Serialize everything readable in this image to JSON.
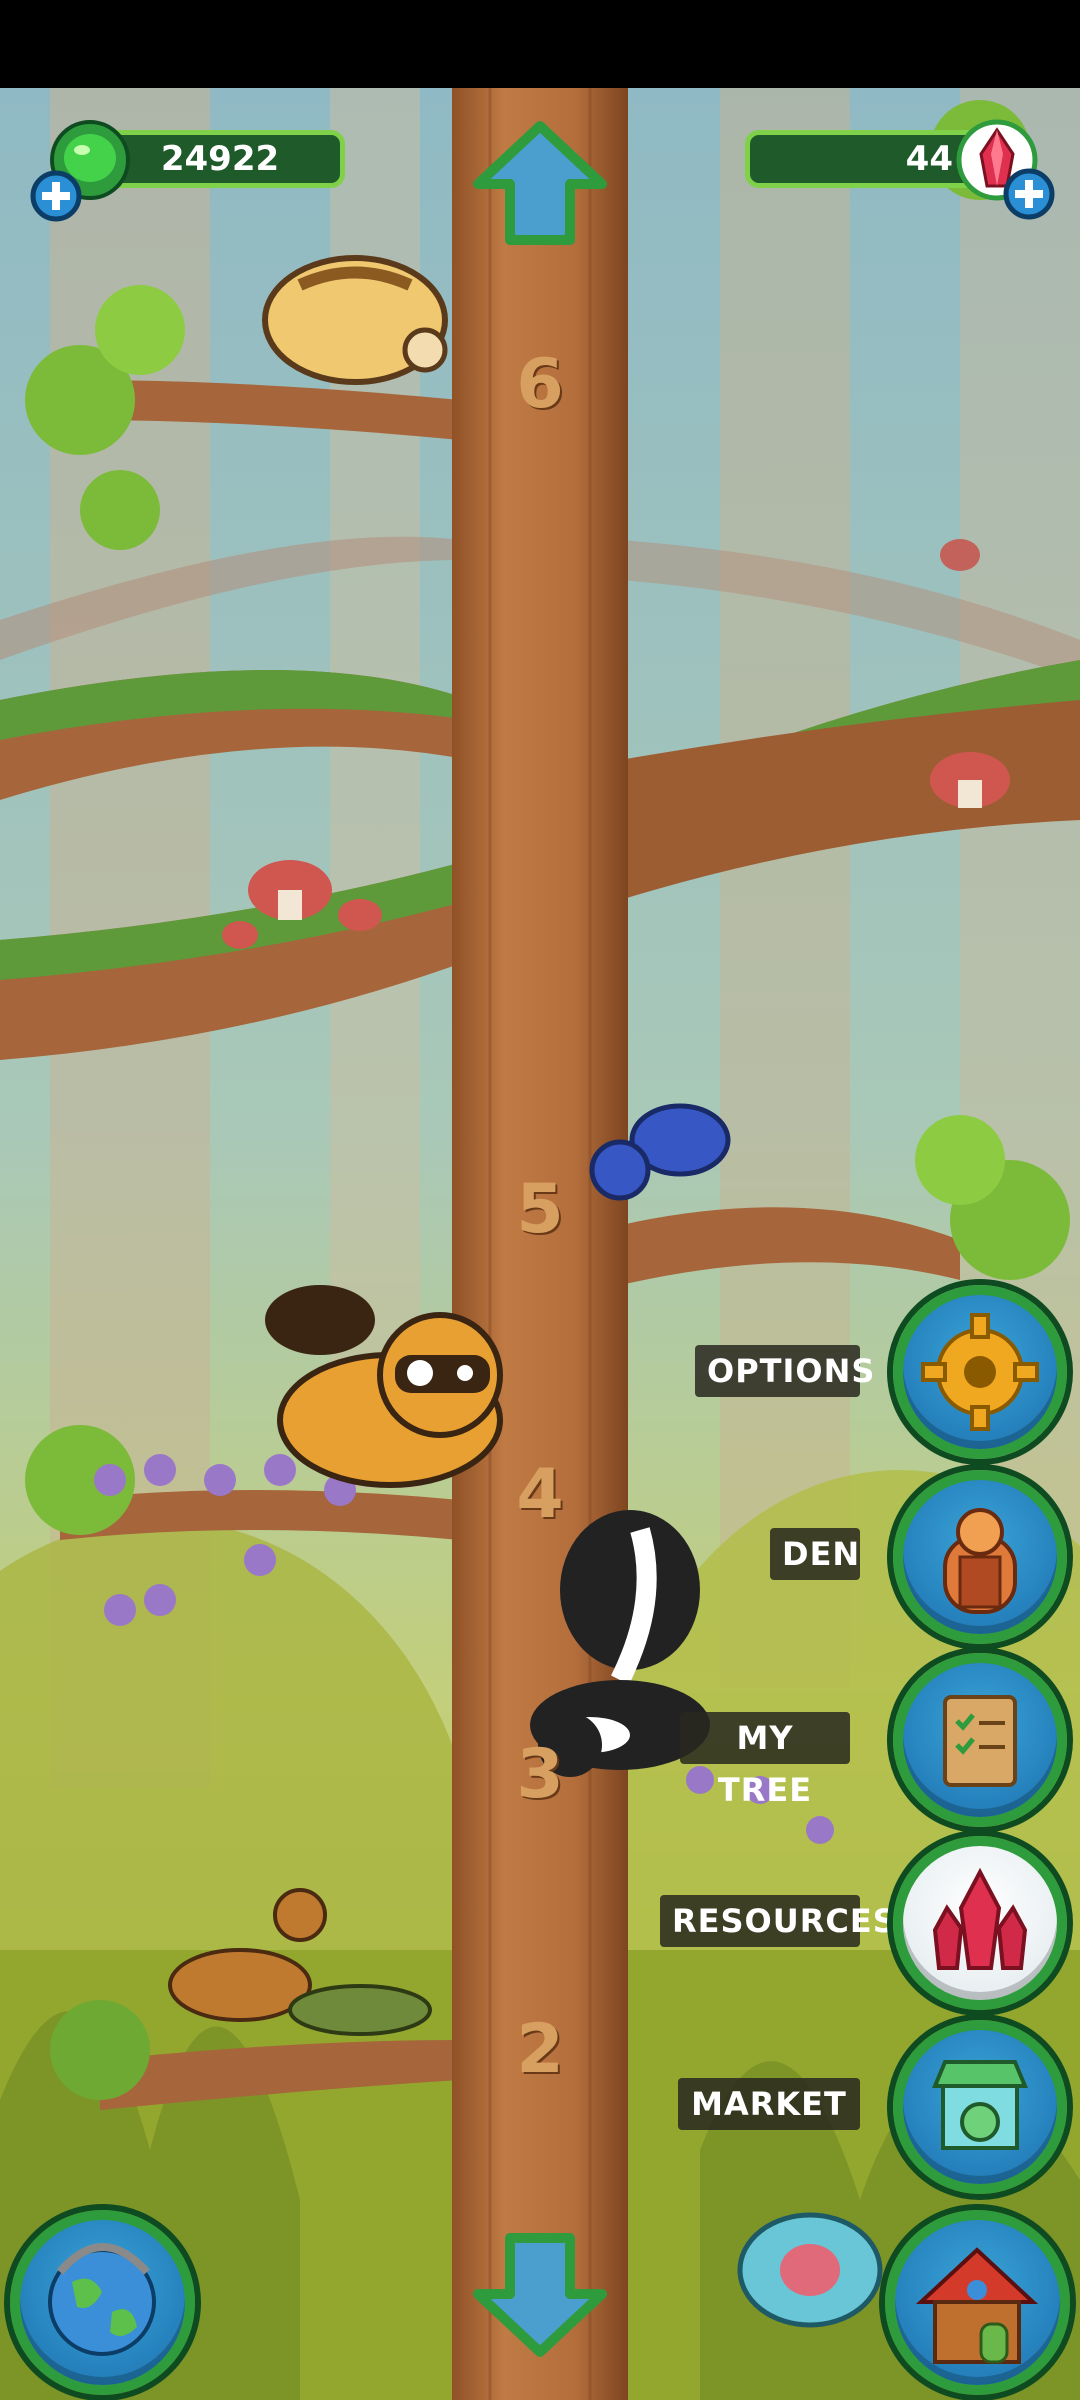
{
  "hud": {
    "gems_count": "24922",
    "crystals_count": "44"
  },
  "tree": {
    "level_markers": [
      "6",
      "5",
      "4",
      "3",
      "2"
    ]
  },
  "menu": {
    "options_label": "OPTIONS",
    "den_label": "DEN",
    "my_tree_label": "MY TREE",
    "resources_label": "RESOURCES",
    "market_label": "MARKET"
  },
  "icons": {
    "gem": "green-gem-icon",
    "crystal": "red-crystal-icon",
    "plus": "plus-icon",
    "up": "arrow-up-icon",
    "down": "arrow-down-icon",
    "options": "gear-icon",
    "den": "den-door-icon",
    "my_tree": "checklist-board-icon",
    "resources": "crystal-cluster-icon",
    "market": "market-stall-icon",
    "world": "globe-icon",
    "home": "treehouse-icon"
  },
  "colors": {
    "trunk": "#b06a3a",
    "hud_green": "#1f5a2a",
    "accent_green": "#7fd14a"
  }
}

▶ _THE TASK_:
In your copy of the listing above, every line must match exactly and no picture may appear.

▶ _SOLUTION FOR THIS TASK_:
Serialize everything readable in this image to JSON.
{
  "hud": {
    "gems_count": "24922",
    "crystals_count": "44"
  },
  "tree": {
    "level_markers": [
      "6",
      "5",
      "4",
      "3",
      "2"
    ]
  },
  "menu": {
    "options_label": "OPTIONS",
    "den_label": "DEN",
    "my_tree_label": "MY TREE",
    "resources_label": "RESOURCES",
    "market_label": "MARKET"
  },
  "icons": {
    "gem": "green-gem-icon",
    "crystal": "red-crystal-icon",
    "plus": "plus-icon",
    "up": "arrow-up-icon",
    "down": "arrow-down-icon",
    "options": "gear-icon",
    "den": "den-door-icon",
    "my_tree": "checklist-board-icon",
    "resources": "crystal-cluster-icon",
    "market": "market-stall-icon",
    "world": "globe-icon",
    "home": "treehouse-icon"
  },
  "colors": {
    "trunk": "#b06a3a",
    "hud_green": "#1f5a2a",
    "accent_green": "#7fd14a"
  }
}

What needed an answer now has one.